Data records
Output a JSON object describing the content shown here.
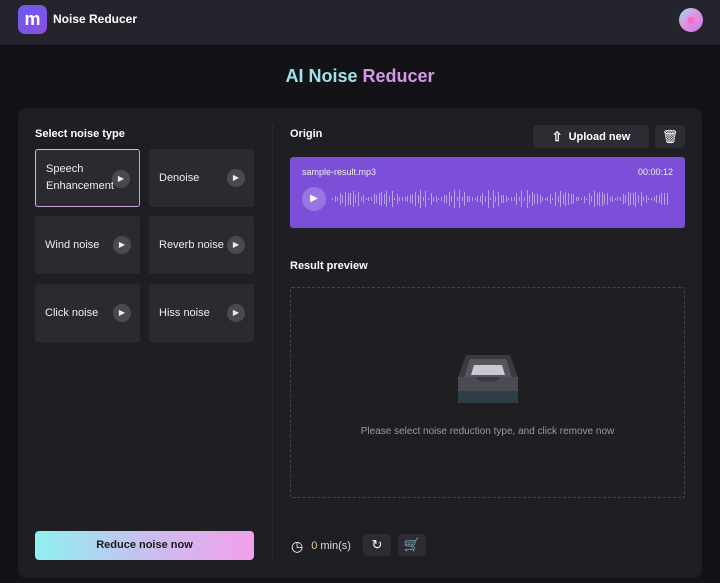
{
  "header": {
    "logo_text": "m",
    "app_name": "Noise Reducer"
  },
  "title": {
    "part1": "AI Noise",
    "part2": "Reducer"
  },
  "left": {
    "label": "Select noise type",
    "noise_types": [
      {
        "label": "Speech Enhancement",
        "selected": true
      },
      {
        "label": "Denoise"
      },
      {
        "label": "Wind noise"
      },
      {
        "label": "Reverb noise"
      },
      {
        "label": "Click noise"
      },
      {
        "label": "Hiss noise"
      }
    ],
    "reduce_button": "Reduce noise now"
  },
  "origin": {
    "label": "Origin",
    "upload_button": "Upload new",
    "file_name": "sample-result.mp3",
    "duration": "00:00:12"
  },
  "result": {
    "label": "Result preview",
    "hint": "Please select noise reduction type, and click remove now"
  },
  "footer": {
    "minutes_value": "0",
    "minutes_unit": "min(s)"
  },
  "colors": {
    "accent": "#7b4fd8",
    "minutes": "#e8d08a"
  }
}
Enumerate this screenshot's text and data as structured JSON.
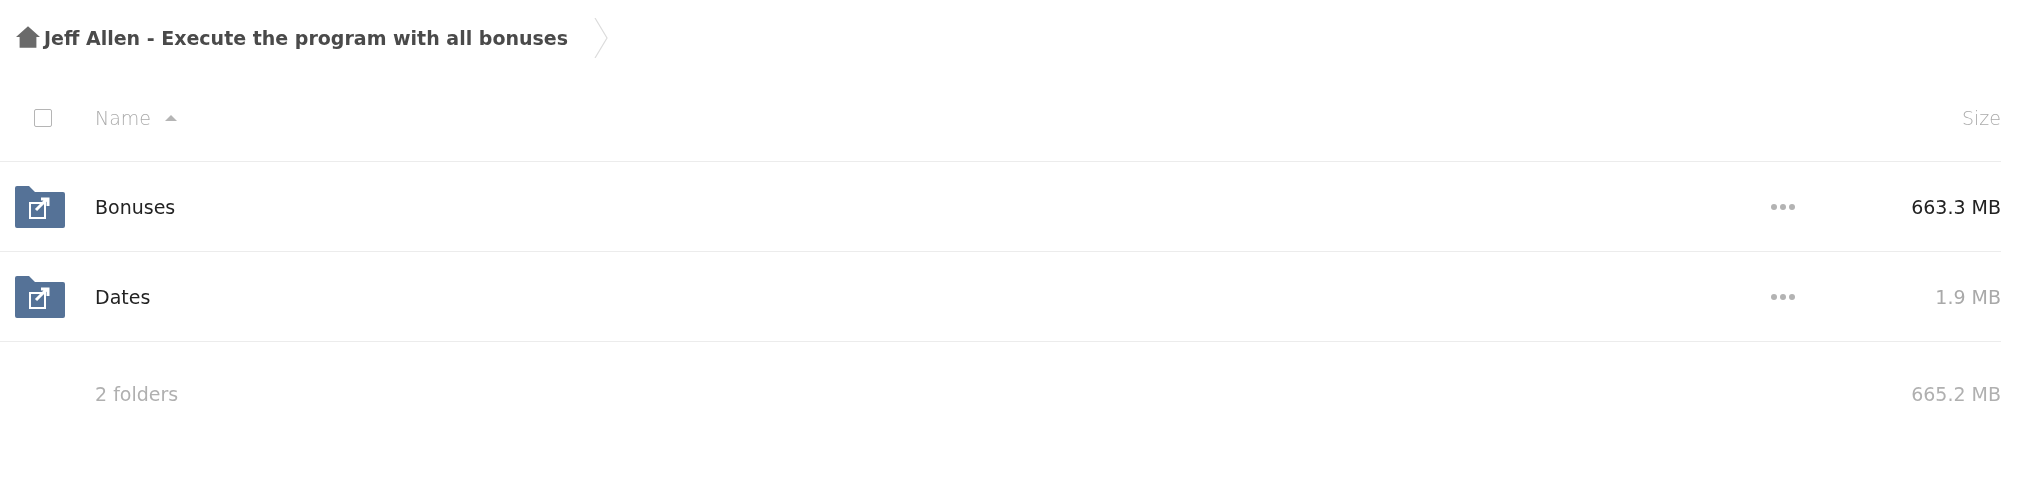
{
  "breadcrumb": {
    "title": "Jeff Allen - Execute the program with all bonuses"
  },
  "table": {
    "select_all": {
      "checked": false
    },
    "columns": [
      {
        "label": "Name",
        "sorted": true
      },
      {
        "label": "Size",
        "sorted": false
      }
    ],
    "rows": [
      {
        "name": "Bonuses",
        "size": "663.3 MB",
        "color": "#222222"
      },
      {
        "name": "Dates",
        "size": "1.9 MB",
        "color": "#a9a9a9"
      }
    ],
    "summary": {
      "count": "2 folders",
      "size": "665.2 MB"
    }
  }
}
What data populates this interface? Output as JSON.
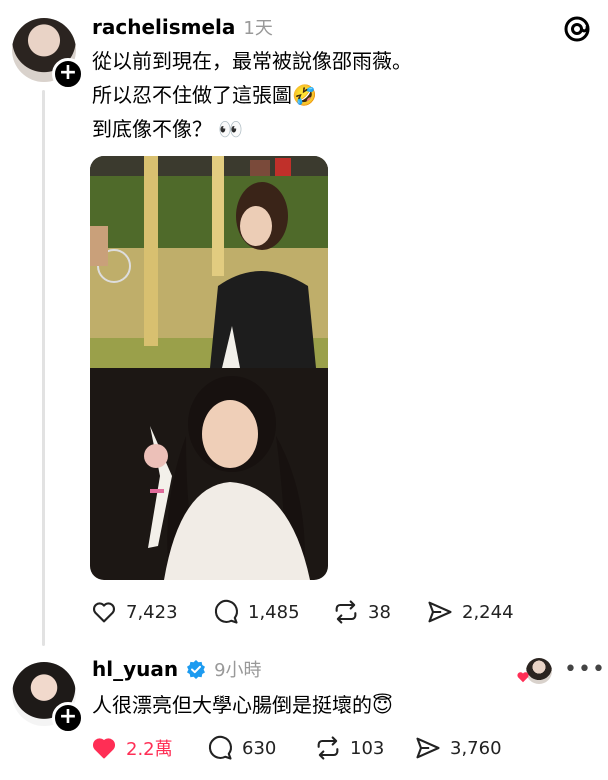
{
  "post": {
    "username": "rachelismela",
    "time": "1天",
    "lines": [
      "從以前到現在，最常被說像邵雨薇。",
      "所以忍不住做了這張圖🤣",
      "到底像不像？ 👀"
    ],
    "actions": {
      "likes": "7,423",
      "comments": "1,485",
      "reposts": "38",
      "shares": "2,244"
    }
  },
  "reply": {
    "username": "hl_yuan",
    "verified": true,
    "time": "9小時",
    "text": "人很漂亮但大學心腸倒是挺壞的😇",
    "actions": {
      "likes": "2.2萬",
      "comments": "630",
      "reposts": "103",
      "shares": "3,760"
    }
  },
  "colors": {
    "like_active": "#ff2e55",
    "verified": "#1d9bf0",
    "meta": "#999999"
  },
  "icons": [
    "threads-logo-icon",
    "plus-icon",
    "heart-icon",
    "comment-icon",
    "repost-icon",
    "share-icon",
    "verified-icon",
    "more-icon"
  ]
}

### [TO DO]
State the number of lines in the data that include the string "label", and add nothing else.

### [SOLVED PROBLEM]
11